Activity
Hunt through the entries for the word "icon" and copy each line in which it appears.

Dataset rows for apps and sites
■ ■ ■
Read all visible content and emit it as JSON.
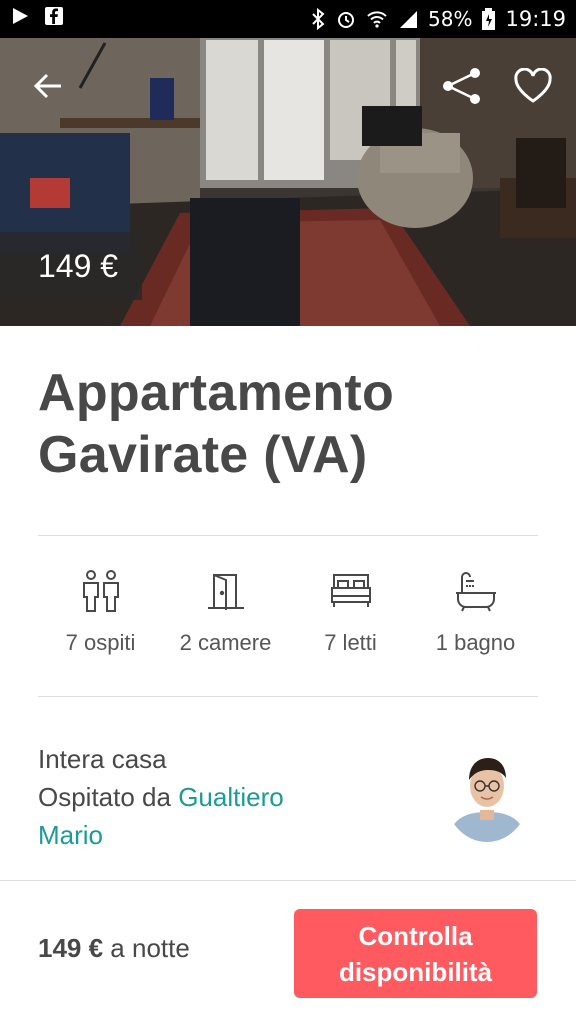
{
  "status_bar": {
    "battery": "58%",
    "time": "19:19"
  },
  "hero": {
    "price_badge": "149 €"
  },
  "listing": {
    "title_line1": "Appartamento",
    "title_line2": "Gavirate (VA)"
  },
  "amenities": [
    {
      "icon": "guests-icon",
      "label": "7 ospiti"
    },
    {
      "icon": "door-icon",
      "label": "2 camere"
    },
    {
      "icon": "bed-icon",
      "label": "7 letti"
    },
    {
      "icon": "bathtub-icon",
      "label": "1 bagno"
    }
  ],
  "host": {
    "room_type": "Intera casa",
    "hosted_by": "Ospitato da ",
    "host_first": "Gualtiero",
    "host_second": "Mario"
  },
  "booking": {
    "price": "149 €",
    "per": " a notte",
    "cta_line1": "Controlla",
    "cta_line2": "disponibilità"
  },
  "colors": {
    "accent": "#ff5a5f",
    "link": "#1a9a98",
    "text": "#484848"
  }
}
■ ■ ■
Finished exercise
      "icon": "guests-icon",
      "icon": "door-icon",
      "icon": "bed-icon",
      "icon": "bathtub-icon",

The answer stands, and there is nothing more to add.